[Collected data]
┌──

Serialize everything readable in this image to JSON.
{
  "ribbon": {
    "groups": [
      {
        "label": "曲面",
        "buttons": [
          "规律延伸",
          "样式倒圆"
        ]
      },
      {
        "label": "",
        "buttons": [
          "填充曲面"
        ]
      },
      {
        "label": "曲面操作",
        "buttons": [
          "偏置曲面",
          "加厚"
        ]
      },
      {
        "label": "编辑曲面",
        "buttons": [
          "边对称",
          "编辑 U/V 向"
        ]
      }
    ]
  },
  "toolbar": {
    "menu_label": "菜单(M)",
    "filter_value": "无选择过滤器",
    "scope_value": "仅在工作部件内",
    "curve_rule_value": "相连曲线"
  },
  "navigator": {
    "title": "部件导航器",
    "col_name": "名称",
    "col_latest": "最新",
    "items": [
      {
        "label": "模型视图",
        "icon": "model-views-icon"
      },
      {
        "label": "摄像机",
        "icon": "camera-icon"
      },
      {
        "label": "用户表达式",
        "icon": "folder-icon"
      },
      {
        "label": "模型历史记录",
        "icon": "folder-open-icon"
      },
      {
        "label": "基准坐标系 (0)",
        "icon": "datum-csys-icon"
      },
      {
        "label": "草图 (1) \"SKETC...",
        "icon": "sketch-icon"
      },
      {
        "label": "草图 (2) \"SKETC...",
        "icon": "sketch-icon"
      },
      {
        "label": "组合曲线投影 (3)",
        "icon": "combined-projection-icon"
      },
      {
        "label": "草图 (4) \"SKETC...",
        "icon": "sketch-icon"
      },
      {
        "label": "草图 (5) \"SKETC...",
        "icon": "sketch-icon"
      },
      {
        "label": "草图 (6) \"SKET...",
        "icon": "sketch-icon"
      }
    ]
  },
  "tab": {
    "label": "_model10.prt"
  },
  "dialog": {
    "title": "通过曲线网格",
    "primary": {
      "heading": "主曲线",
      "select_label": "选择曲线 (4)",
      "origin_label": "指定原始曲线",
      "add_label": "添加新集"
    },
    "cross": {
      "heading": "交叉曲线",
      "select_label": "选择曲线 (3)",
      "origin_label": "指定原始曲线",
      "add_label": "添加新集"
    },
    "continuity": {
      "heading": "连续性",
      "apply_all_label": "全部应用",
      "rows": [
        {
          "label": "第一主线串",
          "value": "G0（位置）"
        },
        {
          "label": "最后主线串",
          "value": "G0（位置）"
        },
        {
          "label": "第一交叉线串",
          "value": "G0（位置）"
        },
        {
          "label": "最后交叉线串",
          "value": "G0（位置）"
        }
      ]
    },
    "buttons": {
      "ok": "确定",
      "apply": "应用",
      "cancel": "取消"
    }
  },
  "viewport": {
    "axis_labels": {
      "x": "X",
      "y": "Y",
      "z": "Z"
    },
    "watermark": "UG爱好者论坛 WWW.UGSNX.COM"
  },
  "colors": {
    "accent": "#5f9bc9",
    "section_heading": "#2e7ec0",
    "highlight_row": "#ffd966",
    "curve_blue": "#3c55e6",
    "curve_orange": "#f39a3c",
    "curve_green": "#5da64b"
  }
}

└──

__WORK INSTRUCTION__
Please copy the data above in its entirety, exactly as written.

__WORKED SOLUTION__
Serialize everything readable in this image to JSON.
{
  "ribbon": {
    "groups": [
      {
        "label": "曲面",
        "buttons": [
          "规律延伸",
          "样式倒圆"
        ]
      },
      {
        "label": "",
        "buttons": [
          "填充曲面"
        ]
      },
      {
        "label": "曲面操作",
        "buttons": [
          "偏置曲面",
          "加厚"
        ]
      },
      {
        "label": "编辑曲面",
        "buttons": [
          "边对称",
          "编辑 U/V 向"
        ]
      }
    ]
  },
  "toolbar": {
    "menu_label": "菜单(M)",
    "filter_value": "无选择过滤器",
    "scope_value": "仅在工作部件内",
    "curve_rule_value": "相连曲线"
  },
  "navigator": {
    "title": "部件导航器",
    "col_name": "名称",
    "col_latest": "最新",
    "items": [
      {
        "label": "模型视图",
        "icon": "model-views-icon"
      },
      {
        "label": "摄像机",
        "icon": "camera-icon"
      },
      {
        "label": "用户表达式",
        "icon": "folder-icon"
      },
      {
        "label": "模型历史记录",
        "icon": "folder-open-icon"
      },
      {
        "label": "基准坐标系 (0)",
        "icon": "datum-csys-icon"
      },
      {
        "label": "草图 (1) \"SKETC...",
        "icon": "sketch-icon"
      },
      {
        "label": "草图 (2) \"SKETC...",
        "icon": "sketch-icon"
      },
      {
        "label": "组合曲线投影 (3)",
        "icon": "combined-projection-icon"
      },
      {
        "label": "草图 (4) \"SKETC...",
        "icon": "sketch-icon"
      },
      {
        "label": "草图 (5) \"SKETC...",
        "icon": "sketch-icon"
      },
      {
        "label": "草图 (6) \"SKET...",
        "icon": "sketch-icon"
      }
    ]
  },
  "tab": {
    "label": "_model10.prt"
  },
  "dialog": {
    "title": "通过曲线网格",
    "primary": {
      "heading": "主曲线",
      "select_label": "选择曲线 (4)",
      "origin_label": "指定原始曲线",
      "add_label": "添加新集"
    },
    "cross": {
      "heading": "交叉曲线",
      "select_label": "选择曲线 (3)",
      "origin_label": "指定原始曲线",
      "add_label": "添加新集"
    },
    "continuity": {
      "heading": "连续性",
      "apply_all_label": "全部应用",
      "rows": [
        {
          "label": "第一主线串",
          "value": "G0（位置）"
        },
        {
          "label": "最后主线串",
          "value": "G0（位置）"
        },
        {
          "label": "第一交叉线串",
          "value": "G0（位置）"
        },
        {
          "label": "最后交叉线串",
          "value": "G0（位置）"
        }
      ]
    },
    "buttons": {
      "ok": "确定",
      "apply": "应用",
      "cancel": "取消"
    }
  },
  "viewport": {
    "axis_labels": {
      "x": "X",
      "y": "Y",
      "z": "Z"
    },
    "watermark": "UG爱好者论坛 WWW.UGSNX.COM"
  },
  "colors": {
    "accent": "#5f9bc9",
    "section_heading": "#2e7ec0",
    "highlight_row": "#ffd966",
    "curve_blue": "#3c55e6",
    "curve_orange": "#f39a3c",
    "curve_green": "#5da64b"
  }
}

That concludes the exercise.